    ABSTRACT: ER-to-Golgi transport of proteins destined for the extracellular space or intracellular compartments depends on the COPII vesicle coat and is constitutive in all translationally active cells. Nevertheless, there is emerging evidence that this process is regulated on a cell- and tissue-specific basis, which means that components of the COPII coat will be of differential importance to certain cell types. The COPII coat consists of an inner layer, Sec23/24 and an outer shell, Sec13/31. We have shown previously that knock-down of Sec13 results in concomitant loss of Sec31. In zebrafish and cultured human cells this leads to impaired trafficking of large cargo, namely procollagens, and is causative for defects in craniofacial and gut development. It is now widely accepted that the outer COPII coat is key to the architecture and stability of ER export vesicles containing large, unusual cargo proteins.

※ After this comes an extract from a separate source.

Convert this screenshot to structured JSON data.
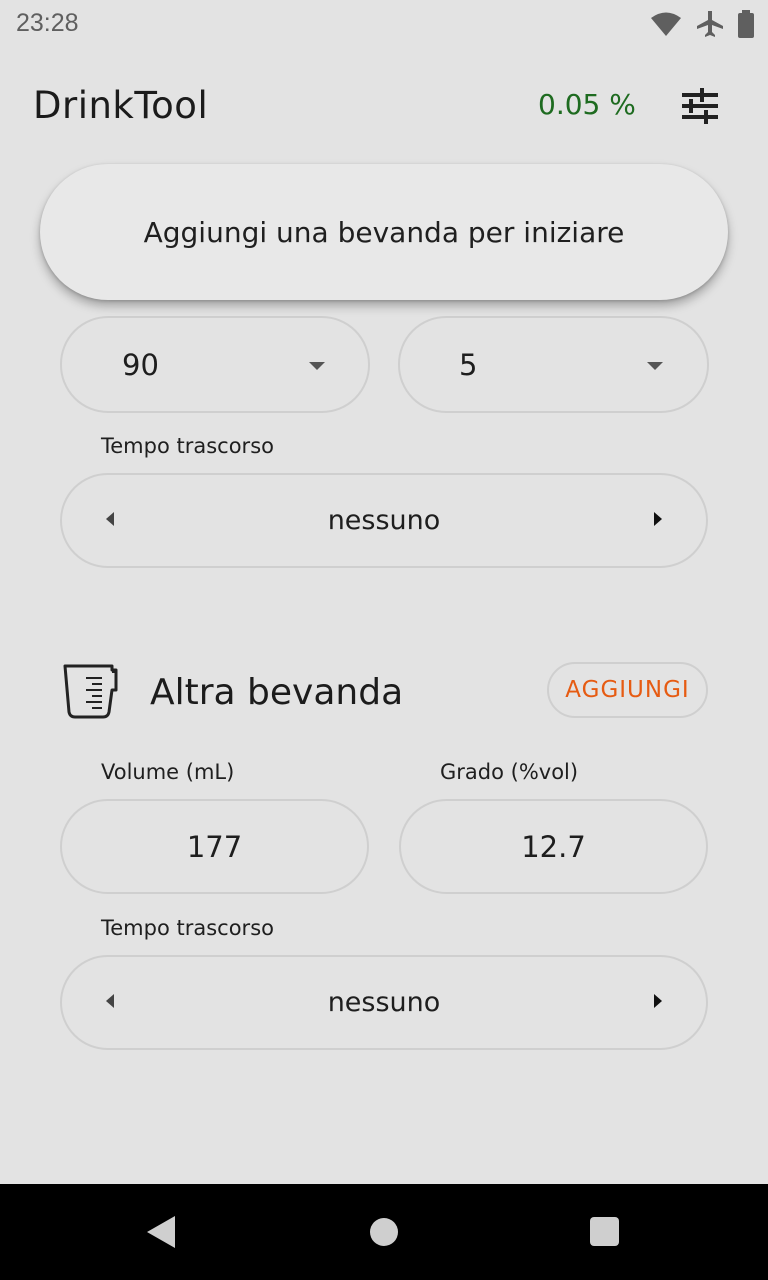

Here, we investigate zebrafish eye development following Sec13 depletion. We find that photoreceptors degenerate or fail to develop from the onset. Impaired collagen trafficking from the retinal pigment epithelium and defects in overall retinal lamination also seen in Sec13-depleted zebrafish might have been caused by increased apoptosis and reduced topical proliferation in the retina. Our data show that the outer layer of the COPII coat is also necessary for the transport of large amounts of cargo proteins, in this case rhodopsin, rather than just large cargo as previously thought. Full text available here (open access): http://bio.biologists.org/content/early/2013/01/10/bio.20133251.abstract

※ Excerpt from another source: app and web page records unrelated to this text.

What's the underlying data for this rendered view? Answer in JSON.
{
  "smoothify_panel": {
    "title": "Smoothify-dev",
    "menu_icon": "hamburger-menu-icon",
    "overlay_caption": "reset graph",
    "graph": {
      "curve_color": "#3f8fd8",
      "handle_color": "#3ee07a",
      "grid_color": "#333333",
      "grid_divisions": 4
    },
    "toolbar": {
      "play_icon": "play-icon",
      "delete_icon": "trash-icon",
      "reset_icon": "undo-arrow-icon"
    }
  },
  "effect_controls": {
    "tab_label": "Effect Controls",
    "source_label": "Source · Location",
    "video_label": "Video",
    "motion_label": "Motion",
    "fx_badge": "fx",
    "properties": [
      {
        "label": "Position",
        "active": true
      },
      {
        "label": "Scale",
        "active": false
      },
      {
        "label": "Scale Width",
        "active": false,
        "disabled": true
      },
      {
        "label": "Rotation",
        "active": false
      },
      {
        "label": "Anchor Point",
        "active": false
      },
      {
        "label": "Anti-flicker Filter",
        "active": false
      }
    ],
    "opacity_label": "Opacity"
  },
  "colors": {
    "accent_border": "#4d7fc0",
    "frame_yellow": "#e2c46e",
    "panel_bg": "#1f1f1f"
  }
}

    Biology open. 03/2013; 2(3):256-66.
  • [Show abstract] [Hide abstract]
    ABSTRACT: During development, wound repair and disease-related processes, such as cancer, normal, or neoplastic cell types traffic through the extracellular matrix (ECM), the complex composite of collagens, elastin, glycoproteins, proteoglycans, and glycosaminoglycans that dictate tissue architecture. Current evidence suggests that tissue-invasive processes may proceed by protease-dependent or protease-independent strategies whose selection is not only governed by the characteristics of the motile cell population, but also by the structural properties of the intervening ECM. Herein, we review the mechanisms by which ECM dimensionality, elasticity, crosslinking, and pore size impact patterns of cell invasion. This summary should prove useful when designing new experimental approaches for interrogating invasion programs as well as identifying potential cellular targets for next-generation therapeutics.
    Journal of Microscopy 09/2013; 251(3):250-60. · 1.63 Impact Factor

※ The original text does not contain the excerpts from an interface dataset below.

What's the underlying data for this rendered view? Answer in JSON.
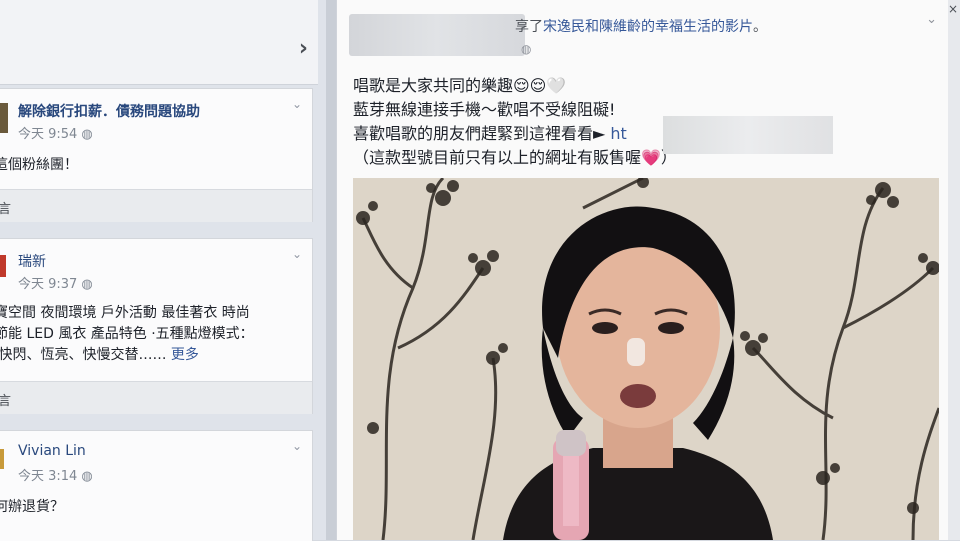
{
  "left_panel": {
    "cards": [
      {
        "name": "解除銀行扣薪．債務問題協助",
        "time": "今天 9:54",
        "body_lines": [
          "這個粉絲團！"
        ],
        "footer": "言",
        "avatar_color": "#6a5a3c"
      },
      {
        "name": "瑞新",
        "time": "今天 9:37",
        "body_lines": [
          "寶空間 夜間環境 戶外活動 最佳著衣 時尚",
          "節能 LED 風衣 產品特色 ·五種點燈模式：",
          "·快閃、恆亮、快慢交替……"
        ],
        "more": "更多",
        "footer": "言",
        "avatar_color": "#c0392b"
      },
      {
        "name": "Vivian Lin",
        "time": "今天 3:14",
        "body_lines": [
          "何辦退貨？"
        ],
        "avatar_color": "#c89a3a"
      }
    ]
  },
  "post": {
    "headline_prefix": "享了",
    "headline_link": "宋逸民和陳維齡的幸福生活的影片",
    "headline_suffix": "。",
    "text_lines": [
      "唱歌是大家共同的樂趣😌😌🤍",
      "藍芽無線連接手機～歡唱不受線阻礙!",
      "喜歡唱歌的朋友們趕緊到這裡看看► ",
      "（這款型號目前只有以上的網址有販售喔💗）"
    ],
    "link_text": "ht",
    "icons": {
      "privacy": "globe-icon",
      "menu": "chevron-down-icon"
    }
  },
  "colors": {
    "link": "#365899",
    "name": "#29487d"
  }
}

  • [Show abstract] [Hide abstract]
    ABSTRACT: Molecular transport through the basement membrane is important for a number of physiological functions, and dysregulation of basement membrane architecture can have serious pathological consequences. The structure-function relationships that govern molecular transport in basement membranes are not fully understood. The basement membrane from the lens capsule of the eye is a collagen IV-rich matrix that can easily be extracted and manipulated in vitro. As such, it provides a convenient model for studying the functional relationships that govern molecular transport in basement membranes. Here we investigate the effects of increased transmembrane pressure and solute electrical charge on the transport properties of the lens basement membrane (LBM) from the bovine eye. Pressure-permeability relationships in LBM transport were governed primarily by changes in diffusive and convective contributions to solute flux and not by pressure-dependent changes in intrinsic membrane properties. The solute electrical charge had a minimal but statistically significant effect on solute transport through the LBM that was opposite of the expected electrokinetic behavior. The observed transport characteristics of the LBM are discussed in the context of established membrane transport modeling and previous work on the effects of pressure and electrical charge in other basement membrane systems.
    Biophysical Journal 04/2013; 104(7):1476-84. · 3.67 Impact Factor